The Supreme Court will consider: (1) the impact of fraud on an agreement reached to settle financial remedy proceedings, and on a consent order made following that agreement, (2) whether the family law position differs from other civil proceedings, (3) what remedies are available when fraud has been discovered, (4) whether the court’s refusal to rescind the order following discovery of fraud impacts upon the right to a fair trial.

In the Gohil case, Varsha Gohil had grave misgivings about her husband Bhadresh’s disclosure throughout their financial remedy case, and although they reached agreement in 2004, she recorded on the court order her belief that he had not given full and frank disclosure but confirmed she had compromised her claims to achieve finality.

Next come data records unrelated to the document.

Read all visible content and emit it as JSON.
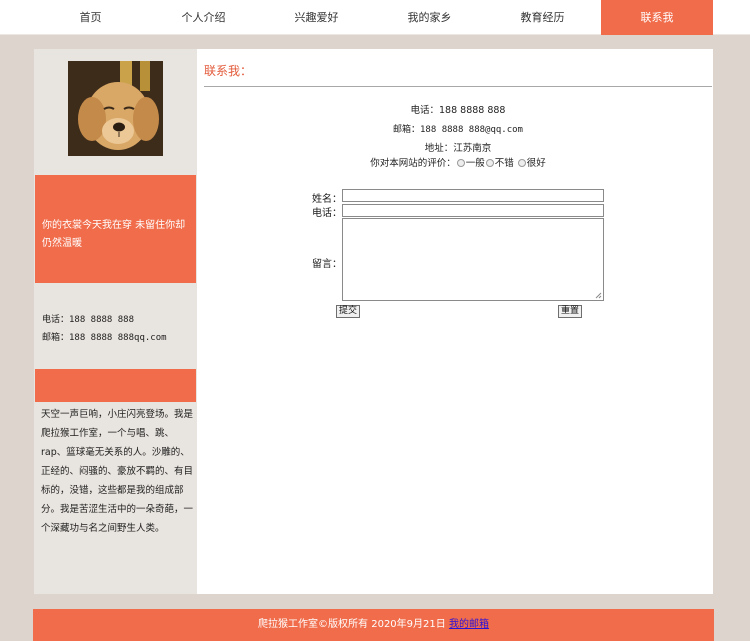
{
  "nav": {
    "items": [
      "首页",
      "个人介绍",
      "兴趣爱好",
      "我的家乡",
      "教育经历",
      "联系我"
    ],
    "active_index": 5
  },
  "sidebar": {
    "quote": "你的衣裳今天我在穿  未留住你却仍然温暖",
    "phone": "电话：188 8888 888",
    "email": "邮箱：188 8888 888qq.com",
    "intro": "天空一声巨响，小庄闪亮登场。我是爬拉猴工作室，一个与唱、跳、rap、篮球毫无关系的人。沙雕的、正经的、闷骚的、豪放不羁的、有目标的，没错，这些都是我的组成部分。我是苦涩生活中的一朵奇葩，一个深藏功与名之间野生人类。"
  },
  "content": {
    "title": "联系我：",
    "phone": "电话：188 8888 888",
    "email": "邮箱：188 8888 888@qq.com",
    "address": "地址：江苏南京",
    "rating_label": "你对本网站的评价：",
    "rating_options": [
      "一般",
      "不错",
      "很好"
    ]
  },
  "form": {
    "name_label": "姓名：",
    "phone_label": "电话：",
    "message_label": "留言：",
    "name_value": "",
    "phone_value": "",
    "message_value": "",
    "submit_label": "提交",
    "reset_label": "重置"
  },
  "footer": {
    "text": "爬拉猴工作室©版权所有  2020年9月21日",
    "link": "我的邮箱"
  },
  "colors": {
    "accent": "#f06c4b",
    "background": "#ddd5cd",
    "sidebar": "#e8e4df",
    "title": "#e35a3a",
    "link": "#2b12d8"
  }
}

Six years after they reached agreement, Mr Gohil was found at a Crown Court trial to have been involved in fraud and money laundering amounting to over $37 million. Following this, Mrs Gohil applied to have the order set aside on the grounds of alleged serious non-disclosure, fraud and misrepresentation. In the High Court, the judge gave significant weight to the evidence used in the criminal trial, and it was decided that the husband had failed to give full disclosure in the family proceedings, (an unsurprising result!) and the judge set aside the clean break part of the order and ordered a rehearing.

Mr Gohil appealed and although he was described as an “out and out rogue”, the Court of Appeal decided that the High Court could not simply set aside the consent order by finding that there had been material non-disclosure. Rather there should have been a full fact finding hearing regarding the non-disclosure, and furthermore the evidence from the criminal trial (on which the wife relied) was not admissible in family proceedings. So Mr Gohil walked away from the Court of Appeal a happy man.

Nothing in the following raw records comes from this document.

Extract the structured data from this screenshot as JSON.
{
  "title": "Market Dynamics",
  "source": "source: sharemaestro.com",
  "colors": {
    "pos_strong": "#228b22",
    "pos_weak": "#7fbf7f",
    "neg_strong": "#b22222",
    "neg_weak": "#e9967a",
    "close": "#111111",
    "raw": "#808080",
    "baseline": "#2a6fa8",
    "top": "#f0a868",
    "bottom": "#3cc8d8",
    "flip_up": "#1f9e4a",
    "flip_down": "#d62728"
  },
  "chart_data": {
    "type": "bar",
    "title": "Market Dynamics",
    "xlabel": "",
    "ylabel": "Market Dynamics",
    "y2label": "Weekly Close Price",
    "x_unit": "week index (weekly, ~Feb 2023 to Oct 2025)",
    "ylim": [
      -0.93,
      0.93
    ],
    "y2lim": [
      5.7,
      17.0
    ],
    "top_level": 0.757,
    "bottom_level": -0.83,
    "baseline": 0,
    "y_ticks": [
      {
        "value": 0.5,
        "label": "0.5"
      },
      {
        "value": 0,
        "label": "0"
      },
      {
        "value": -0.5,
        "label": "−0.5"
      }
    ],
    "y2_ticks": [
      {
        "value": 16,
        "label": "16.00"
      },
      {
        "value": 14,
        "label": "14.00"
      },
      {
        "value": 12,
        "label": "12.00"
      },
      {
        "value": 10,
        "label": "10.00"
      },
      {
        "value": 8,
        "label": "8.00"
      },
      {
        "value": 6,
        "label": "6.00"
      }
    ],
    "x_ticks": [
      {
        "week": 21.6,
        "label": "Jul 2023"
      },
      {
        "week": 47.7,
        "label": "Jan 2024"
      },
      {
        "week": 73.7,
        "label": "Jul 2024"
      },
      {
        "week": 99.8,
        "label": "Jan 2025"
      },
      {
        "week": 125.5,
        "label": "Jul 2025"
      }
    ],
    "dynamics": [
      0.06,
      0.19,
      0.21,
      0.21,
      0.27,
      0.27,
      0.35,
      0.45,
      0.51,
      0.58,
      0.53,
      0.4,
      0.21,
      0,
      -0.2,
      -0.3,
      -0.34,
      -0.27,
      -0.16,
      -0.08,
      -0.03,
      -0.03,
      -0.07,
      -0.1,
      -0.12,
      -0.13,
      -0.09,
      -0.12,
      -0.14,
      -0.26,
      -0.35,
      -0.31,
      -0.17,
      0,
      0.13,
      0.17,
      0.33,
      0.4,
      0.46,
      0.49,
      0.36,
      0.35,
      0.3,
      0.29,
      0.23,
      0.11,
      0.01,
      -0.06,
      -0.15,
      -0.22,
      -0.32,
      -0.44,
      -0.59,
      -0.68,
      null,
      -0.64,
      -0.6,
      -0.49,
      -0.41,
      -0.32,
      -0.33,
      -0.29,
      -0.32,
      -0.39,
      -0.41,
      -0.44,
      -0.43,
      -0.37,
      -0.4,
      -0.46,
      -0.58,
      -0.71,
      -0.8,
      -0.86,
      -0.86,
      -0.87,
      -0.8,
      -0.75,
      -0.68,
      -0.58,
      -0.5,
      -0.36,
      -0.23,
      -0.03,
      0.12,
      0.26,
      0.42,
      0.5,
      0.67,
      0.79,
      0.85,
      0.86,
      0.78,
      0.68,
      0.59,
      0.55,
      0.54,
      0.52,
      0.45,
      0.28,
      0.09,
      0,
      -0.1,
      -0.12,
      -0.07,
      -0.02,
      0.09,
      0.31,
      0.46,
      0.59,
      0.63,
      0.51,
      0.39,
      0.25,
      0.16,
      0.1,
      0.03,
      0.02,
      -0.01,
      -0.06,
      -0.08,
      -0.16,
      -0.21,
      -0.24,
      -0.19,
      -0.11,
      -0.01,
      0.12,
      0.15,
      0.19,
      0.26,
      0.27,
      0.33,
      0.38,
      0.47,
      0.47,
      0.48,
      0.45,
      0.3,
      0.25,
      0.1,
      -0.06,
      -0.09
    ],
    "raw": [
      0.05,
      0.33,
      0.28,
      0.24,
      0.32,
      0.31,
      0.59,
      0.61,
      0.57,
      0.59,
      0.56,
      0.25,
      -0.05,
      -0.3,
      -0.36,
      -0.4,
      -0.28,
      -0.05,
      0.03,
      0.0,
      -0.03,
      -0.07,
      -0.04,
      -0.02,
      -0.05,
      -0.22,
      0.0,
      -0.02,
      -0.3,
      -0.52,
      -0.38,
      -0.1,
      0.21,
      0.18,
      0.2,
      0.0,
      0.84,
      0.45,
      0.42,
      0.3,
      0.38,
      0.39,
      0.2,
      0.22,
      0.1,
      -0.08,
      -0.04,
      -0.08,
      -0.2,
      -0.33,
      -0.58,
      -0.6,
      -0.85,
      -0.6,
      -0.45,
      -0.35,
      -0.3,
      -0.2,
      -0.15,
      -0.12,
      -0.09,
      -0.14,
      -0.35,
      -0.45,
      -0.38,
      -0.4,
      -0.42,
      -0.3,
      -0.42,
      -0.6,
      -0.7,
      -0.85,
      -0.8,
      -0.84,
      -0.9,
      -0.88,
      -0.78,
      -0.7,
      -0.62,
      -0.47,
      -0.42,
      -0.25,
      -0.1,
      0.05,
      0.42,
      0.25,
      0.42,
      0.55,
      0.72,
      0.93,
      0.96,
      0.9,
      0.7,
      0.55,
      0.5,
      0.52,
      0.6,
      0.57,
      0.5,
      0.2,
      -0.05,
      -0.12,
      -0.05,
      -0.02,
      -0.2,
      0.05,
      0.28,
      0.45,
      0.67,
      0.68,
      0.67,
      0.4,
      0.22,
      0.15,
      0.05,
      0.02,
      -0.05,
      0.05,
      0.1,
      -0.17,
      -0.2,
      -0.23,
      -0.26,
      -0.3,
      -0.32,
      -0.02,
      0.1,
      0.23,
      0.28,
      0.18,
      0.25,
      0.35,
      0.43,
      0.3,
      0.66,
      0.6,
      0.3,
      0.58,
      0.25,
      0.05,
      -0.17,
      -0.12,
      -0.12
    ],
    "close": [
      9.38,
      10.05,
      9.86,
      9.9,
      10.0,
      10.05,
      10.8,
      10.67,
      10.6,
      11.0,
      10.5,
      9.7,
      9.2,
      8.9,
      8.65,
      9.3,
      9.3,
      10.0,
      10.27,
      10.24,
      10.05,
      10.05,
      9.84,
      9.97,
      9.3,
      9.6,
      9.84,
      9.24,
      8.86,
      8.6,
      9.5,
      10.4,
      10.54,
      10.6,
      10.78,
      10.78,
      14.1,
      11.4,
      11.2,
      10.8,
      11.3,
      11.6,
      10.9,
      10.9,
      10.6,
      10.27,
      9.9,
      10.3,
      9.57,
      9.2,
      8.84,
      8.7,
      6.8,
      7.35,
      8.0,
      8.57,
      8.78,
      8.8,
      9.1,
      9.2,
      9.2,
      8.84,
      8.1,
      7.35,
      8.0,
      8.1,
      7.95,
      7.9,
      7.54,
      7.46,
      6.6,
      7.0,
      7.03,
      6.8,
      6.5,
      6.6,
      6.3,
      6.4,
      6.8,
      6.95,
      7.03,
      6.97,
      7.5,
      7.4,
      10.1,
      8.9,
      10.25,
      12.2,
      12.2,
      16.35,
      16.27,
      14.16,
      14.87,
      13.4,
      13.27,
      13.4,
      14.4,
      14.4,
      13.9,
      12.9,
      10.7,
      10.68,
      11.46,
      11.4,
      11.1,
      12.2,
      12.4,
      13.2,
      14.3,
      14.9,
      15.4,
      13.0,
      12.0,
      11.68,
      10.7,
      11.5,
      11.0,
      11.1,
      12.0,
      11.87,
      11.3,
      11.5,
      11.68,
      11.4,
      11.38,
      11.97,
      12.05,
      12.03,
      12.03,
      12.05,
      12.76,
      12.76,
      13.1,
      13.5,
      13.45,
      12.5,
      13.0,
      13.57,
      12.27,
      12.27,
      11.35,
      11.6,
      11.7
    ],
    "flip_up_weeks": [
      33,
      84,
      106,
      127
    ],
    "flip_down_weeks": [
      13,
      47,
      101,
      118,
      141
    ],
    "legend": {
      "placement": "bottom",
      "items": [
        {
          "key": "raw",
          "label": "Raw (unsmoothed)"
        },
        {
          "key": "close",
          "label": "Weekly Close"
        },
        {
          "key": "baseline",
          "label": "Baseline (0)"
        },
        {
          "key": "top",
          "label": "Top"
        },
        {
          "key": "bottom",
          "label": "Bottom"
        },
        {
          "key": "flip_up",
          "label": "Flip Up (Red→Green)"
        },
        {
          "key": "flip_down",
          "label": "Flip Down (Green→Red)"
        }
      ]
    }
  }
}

Mrs Gohil appealed to the Supreme Court, which will be determining the correct approach to an application to set aside a final order in financial remedy proceedings on the basis that there has been material non-disclosure by the other party.

Family lawyers are hoping for some guidance and certainty, and a tough approach to dealing with those who mislead the court, and with it their former spouses. The result will not be known immediately, but we are keeping our fingers crossed for some common sense and straight talking from the Supreme Court. We will, of course, bring you the wisdom and decision of the justices when it is handed down.

In the meantime, if you have any questions about disclosure or any other aspects of family law, you can make an appointment with Gail, Simon, Adam, Sue or Tricia by calling 01223 443333.